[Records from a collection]
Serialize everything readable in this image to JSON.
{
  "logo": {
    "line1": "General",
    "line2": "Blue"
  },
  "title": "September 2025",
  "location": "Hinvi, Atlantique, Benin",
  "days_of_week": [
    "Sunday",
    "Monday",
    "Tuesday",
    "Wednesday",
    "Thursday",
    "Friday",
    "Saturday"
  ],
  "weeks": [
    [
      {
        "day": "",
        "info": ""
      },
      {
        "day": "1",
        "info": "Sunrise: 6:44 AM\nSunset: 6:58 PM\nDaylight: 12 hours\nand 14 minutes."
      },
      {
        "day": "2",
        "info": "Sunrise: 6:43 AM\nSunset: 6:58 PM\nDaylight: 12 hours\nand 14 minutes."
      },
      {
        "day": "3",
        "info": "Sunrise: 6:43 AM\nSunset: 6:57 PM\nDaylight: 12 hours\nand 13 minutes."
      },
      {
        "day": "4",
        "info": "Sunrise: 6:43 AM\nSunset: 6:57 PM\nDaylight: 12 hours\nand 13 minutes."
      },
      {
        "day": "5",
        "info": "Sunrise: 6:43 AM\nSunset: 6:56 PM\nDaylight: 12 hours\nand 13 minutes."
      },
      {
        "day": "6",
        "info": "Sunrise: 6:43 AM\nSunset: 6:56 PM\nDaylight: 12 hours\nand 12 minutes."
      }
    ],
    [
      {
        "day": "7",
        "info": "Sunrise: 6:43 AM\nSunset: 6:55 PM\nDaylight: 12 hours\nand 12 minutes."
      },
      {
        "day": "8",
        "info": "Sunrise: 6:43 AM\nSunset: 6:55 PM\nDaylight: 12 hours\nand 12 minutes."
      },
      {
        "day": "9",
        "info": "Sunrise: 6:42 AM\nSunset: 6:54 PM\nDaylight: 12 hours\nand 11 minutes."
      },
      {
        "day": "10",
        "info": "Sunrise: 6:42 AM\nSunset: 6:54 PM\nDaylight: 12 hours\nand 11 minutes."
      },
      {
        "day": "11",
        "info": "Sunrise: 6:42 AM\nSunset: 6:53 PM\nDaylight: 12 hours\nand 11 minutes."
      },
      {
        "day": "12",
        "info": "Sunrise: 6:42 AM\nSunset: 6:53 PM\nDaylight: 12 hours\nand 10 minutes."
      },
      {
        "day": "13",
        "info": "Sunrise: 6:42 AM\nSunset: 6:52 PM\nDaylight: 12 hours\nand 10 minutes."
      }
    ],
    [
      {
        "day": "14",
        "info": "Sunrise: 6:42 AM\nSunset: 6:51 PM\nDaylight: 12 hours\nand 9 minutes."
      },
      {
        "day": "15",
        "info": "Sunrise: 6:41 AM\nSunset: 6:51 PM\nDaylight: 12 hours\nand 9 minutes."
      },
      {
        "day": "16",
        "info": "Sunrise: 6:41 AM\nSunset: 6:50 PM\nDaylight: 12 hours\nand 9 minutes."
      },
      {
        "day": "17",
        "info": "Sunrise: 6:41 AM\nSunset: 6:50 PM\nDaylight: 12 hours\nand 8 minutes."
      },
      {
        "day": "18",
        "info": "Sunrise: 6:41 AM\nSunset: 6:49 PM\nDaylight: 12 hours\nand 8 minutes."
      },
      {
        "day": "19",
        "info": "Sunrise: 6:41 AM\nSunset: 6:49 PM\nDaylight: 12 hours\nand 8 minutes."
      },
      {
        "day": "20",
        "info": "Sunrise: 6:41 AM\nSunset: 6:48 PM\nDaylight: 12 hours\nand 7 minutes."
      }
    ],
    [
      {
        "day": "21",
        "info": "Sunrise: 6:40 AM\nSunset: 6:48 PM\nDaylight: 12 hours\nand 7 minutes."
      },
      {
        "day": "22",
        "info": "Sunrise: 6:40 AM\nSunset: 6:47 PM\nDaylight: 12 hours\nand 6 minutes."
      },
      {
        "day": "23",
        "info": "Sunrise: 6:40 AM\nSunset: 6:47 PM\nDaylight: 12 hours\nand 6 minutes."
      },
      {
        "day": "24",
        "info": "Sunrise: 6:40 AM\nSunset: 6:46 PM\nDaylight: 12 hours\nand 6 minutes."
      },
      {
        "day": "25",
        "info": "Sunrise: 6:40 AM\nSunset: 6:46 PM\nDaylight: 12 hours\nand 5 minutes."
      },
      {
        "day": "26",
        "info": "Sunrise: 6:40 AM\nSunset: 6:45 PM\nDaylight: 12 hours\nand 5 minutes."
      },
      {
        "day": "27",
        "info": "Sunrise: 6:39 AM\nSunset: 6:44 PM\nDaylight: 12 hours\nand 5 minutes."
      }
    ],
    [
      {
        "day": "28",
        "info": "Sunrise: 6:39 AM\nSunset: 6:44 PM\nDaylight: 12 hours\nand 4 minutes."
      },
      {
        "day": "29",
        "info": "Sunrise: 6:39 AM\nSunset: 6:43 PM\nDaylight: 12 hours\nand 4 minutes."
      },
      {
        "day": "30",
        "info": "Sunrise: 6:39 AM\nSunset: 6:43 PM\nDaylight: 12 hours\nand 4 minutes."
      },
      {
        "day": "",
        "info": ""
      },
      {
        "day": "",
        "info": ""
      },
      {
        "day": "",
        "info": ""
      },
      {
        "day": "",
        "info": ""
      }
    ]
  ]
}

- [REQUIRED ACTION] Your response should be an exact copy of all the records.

- [SOLUTION TO THIS PROBLEM]
Serialize everything readable in this image to JSON.
{
  "logo": {
    "line1": "General",
    "line2": "Blue"
  },
  "title": "September 2025",
  "location": "Hinvi, Atlantique, Benin",
  "days_of_week": [
    "Sunday",
    "Monday",
    "Tuesday",
    "Wednesday",
    "Thursday",
    "Friday",
    "Saturday"
  ],
  "weeks": [
    [
      {
        "day": "",
        "info": ""
      },
      {
        "day": "1",
        "info": "Sunrise: 6:44 AM\nSunset: 6:58 PM\nDaylight: 12 hours\nand 14 minutes."
      },
      {
        "day": "2",
        "info": "Sunrise: 6:43 AM\nSunset: 6:58 PM\nDaylight: 12 hours\nand 14 minutes."
      },
      {
        "day": "3",
        "info": "Sunrise: 6:43 AM\nSunset: 6:57 PM\nDaylight: 12 hours\nand 13 minutes."
      },
      {
        "day": "4",
        "info": "Sunrise: 6:43 AM\nSunset: 6:57 PM\nDaylight: 12 hours\nand 13 minutes."
      },
      {
        "day": "5",
        "info": "Sunrise: 6:43 AM\nSunset: 6:56 PM\nDaylight: 12 hours\nand 13 minutes."
      },
      {
        "day": "6",
        "info": "Sunrise: 6:43 AM\nSunset: 6:56 PM\nDaylight: 12 hours\nand 12 minutes."
      }
    ],
    [
      {
        "day": "7",
        "info": "Sunrise: 6:43 AM\nSunset: 6:55 PM\nDaylight: 12 hours\nand 12 minutes."
      },
      {
        "day": "8",
        "info": "Sunrise: 6:43 AM\nSunset: 6:55 PM\nDaylight: 12 hours\nand 12 minutes."
      },
      {
        "day": "9",
        "info": "Sunrise: 6:42 AM\nSunset: 6:54 PM\nDaylight: 12 hours\nand 11 minutes."
      },
      {
        "day": "10",
        "info": "Sunrise: 6:42 AM\nSunset: 6:54 PM\nDaylight: 12 hours\nand 11 minutes."
      },
      {
        "day": "11",
        "info": "Sunrise: 6:42 AM\nSunset: 6:53 PM\nDaylight: 12 hours\nand 11 minutes."
      },
      {
        "day": "12",
        "info": "Sunrise: 6:42 AM\nSunset: 6:53 PM\nDaylight: 12 hours\nand 10 minutes."
      },
      {
        "day": "13",
        "info": "Sunrise: 6:42 AM\nSunset: 6:52 PM\nDaylight: 12 hours\nand 10 minutes."
      }
    ],
    [
      {
        "day": "14",
        "info": "Sunrise: 6:42 AM\nSunset: 6:51 PM\nDaylight: 12 hours\nand 9 minutes."
      },
      {
        "day": "15",
        "info": "Sunrise: 6:41 AM\nSunset: 6:51 PM\nDaylight: 12 hours\nand 9 minutes."
      },
      {
        "day": "16",
        "info": "Sunrise: 6:41 AM\nSunset: 6:50 PM\nDaylight: 12 hours\nand 9 minutes."
      },
      {
        "day": "17",
        "info": "Sunrise: 6:41 AM\nSunset: 6:50 PM\nDaylight: 12 hours\nand 8 minutes."
      },
      {
        "day": "18",
        "info": "Sunrise: 6:41 AM\nSunset: 6:49 PM\nDaylight: 12 hours\nand 8 minutes."
      },
      {
        "day": "19",
        "info": "Sunrise: 6:41 AM\nSunset: 6:49 PM\nDaylight: 12 hours\nand 8 minutes."
      },
      {
        "day": "20",
        "info": "Sunrise: 6:41 AM\nSunset: 6:48 PM\nDaylight: 12 hours\nand 7 minutes."
      }
    ],
    [
      {
        "day": "21",
        "info": "Sunrise: 6:40 AM\nSunset: 6:48 PM\nDaylight: 12 hours\nand 7 minutes."
      },
      {
        "day": "22",
        "info": "Sunrise: 6:40 AM\nSunset: 6:47 PM\nDaylight: 12 hours\nand 6 minutes."
      },
      {
        "day": "23",
        "info": "Sunrise: 6:40 AM\nSunset: 6:47 PM\nDaylight: 12 hours\nand 6 minutes."
      },
      {
        "day": "24",
        "info": "Sunrise: 6:40 AM\nSunset: 6:46 PM\nDaylight: 12 hours\nand 6 minutes."
      },
      {
        "day": "25",
        "info": "Sunrise: 6:40 AM\nSunset: 6:46 PM\nDaylight: 12 hours\nand 5 minutes."
      },
      {
        "day": "26",
        "info": "Sunrise: 6:40 AM\nSunset: 6:45 PM\nDaylight: 12 hours\nand 5 minutes."
      },
      {
        "day": "27",
        "info": "Sunrise: 6:39 AM\nSunset: 6:44 PM\nDaylight: 12 hours\nand 5 minutes."
      }
    ],
    [
      {
        "day": "28",
        "info": "Sunrise: 6:39 AM\nSunset: 6:44 PM\nDaylight: 12 hours\nand 4 minutes."
      },
      {
        "day": "29",
        "info": "Sunrise: 6:39 AM\nSunset: 6:43 PM\nDaylight: 12 hours\nand 4 minutes."
      },
      {
        "day": "30",
        "info": "Sunrise: 6:39 AM\nSunset: 6:43 PM\nDaylight: 12 hours\nand 4 minutes."
      },
      {
        "day": "",
        "info": ""
      },
      {
        "day": "",
        "info": ""
      },
      {
        "day": "",
        "info": ""
      },
      {
        "day": "",
        "info": ""
      }
    ]
  ]
}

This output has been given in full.